_EXERCISE PROMPT_
Using the entries that follow, report how many lines contain the word "JSON". Only the number is wanted.

☆ ☆ ☆ ☆ ☆

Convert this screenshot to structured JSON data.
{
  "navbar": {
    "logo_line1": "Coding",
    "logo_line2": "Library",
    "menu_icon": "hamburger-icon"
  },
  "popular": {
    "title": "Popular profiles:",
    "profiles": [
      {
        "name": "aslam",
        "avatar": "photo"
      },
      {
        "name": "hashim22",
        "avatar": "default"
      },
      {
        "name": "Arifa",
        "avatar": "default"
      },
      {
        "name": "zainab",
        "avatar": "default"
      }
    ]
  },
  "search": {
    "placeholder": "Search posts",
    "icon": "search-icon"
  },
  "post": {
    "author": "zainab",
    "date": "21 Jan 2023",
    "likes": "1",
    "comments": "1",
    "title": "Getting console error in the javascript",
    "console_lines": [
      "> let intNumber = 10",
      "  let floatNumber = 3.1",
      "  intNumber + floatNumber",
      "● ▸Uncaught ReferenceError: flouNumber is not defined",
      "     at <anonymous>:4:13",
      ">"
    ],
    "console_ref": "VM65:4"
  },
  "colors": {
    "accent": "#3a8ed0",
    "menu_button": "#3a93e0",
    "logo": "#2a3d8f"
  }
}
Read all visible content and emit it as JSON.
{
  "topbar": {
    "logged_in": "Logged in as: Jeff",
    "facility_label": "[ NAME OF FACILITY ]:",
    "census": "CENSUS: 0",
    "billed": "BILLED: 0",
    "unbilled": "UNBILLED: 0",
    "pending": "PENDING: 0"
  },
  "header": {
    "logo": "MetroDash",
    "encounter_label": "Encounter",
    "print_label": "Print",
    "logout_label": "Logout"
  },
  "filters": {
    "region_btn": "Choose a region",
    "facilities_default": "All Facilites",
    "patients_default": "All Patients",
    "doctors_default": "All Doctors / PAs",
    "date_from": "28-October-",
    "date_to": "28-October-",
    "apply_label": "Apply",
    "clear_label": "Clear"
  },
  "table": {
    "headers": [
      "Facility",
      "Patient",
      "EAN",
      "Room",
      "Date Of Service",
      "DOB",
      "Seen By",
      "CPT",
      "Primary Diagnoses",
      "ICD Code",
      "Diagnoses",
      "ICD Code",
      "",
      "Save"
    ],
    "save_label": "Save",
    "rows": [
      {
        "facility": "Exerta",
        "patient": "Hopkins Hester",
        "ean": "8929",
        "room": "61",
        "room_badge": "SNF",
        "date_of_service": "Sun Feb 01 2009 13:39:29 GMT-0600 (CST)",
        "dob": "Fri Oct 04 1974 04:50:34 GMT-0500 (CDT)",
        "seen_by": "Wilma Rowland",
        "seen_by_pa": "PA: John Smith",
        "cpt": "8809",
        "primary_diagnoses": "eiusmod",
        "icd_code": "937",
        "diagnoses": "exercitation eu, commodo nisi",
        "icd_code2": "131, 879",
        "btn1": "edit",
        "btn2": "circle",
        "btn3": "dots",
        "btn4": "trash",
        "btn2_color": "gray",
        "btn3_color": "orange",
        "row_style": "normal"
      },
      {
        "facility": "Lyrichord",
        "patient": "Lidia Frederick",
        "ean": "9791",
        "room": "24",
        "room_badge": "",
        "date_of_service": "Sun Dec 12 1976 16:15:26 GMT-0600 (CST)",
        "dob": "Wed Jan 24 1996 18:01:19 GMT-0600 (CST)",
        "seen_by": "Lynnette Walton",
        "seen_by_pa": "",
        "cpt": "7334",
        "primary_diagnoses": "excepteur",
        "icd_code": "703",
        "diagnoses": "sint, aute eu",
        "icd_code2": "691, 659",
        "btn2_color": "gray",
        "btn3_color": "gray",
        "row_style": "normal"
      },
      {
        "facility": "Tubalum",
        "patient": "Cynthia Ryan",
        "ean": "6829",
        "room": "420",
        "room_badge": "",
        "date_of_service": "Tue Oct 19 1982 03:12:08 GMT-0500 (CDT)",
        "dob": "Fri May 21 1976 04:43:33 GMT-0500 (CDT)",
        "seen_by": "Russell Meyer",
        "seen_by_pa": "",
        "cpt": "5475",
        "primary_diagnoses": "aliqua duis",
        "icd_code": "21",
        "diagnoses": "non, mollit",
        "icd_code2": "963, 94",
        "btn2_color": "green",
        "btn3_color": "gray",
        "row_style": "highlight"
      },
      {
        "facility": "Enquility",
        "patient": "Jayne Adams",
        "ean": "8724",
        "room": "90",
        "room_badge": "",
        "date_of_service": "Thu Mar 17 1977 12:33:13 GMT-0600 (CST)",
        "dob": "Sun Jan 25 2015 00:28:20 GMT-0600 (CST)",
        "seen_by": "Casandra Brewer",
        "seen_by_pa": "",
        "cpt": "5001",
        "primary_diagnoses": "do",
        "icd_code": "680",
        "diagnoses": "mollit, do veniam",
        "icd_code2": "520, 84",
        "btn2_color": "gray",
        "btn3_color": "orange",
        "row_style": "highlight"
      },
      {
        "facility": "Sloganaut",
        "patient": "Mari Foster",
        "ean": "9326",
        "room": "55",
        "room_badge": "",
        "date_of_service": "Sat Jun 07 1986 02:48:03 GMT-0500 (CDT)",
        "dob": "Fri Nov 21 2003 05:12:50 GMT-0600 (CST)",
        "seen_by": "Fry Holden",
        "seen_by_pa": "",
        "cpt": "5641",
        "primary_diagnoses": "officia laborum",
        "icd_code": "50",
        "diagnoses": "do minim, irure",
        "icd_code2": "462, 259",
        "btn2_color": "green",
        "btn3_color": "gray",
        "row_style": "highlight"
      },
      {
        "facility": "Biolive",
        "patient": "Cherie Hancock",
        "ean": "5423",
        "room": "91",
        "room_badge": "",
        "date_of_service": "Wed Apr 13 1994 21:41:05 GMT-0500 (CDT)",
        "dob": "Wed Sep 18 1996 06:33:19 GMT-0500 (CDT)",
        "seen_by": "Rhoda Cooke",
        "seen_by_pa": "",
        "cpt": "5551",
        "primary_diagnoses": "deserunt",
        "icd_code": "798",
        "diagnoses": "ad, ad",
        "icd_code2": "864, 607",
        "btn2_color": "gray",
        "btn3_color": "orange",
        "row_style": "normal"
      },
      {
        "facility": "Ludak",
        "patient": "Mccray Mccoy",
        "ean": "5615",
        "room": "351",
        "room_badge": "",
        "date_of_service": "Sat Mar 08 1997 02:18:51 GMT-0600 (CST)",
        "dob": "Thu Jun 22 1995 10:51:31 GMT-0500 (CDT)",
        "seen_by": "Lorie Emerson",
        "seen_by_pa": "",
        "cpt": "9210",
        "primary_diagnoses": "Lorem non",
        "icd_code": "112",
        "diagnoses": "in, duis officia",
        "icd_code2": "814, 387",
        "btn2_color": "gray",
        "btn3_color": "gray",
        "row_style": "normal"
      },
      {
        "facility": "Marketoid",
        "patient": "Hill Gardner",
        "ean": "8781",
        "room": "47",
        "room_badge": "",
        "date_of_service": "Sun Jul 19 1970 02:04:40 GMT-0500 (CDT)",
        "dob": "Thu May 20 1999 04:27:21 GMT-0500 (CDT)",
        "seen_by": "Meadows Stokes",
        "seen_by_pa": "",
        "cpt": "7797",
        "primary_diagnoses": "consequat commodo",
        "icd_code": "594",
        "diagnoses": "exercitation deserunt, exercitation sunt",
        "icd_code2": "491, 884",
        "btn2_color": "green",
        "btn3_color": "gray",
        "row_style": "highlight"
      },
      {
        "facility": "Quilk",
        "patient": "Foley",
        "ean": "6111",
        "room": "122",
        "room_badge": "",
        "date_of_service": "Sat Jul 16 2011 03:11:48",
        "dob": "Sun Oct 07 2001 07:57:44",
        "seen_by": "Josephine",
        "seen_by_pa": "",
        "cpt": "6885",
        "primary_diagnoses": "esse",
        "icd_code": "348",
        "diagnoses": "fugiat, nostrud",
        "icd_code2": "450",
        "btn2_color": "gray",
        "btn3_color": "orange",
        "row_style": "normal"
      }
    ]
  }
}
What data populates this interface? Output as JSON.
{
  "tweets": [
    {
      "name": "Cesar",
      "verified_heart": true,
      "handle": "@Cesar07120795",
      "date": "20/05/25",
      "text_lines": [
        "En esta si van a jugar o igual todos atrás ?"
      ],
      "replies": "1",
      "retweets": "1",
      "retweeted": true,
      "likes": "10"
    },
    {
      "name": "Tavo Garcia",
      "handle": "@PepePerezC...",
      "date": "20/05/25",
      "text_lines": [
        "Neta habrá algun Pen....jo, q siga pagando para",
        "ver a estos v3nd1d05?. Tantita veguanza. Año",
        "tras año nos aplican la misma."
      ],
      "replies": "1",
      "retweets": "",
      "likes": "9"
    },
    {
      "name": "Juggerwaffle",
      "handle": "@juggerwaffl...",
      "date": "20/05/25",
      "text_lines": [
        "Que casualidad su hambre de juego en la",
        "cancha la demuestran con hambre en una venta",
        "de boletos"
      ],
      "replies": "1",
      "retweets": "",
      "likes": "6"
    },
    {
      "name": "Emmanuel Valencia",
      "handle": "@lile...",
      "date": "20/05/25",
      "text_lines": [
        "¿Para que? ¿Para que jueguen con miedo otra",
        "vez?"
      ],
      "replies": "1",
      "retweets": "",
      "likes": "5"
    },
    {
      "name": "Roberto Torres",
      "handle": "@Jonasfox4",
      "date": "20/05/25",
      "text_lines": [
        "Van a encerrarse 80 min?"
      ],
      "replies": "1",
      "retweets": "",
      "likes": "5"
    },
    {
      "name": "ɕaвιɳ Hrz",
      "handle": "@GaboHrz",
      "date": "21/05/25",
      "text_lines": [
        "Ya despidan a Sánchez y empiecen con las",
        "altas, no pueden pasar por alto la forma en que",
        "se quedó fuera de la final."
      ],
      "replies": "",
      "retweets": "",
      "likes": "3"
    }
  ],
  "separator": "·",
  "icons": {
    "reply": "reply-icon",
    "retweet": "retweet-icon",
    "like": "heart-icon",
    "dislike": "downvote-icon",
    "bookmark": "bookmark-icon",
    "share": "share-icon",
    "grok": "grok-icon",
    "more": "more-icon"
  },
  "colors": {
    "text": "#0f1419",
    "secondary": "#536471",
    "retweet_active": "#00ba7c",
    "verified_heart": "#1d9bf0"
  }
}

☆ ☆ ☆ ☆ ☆

_RESULT OF THIS EXERCISE_
3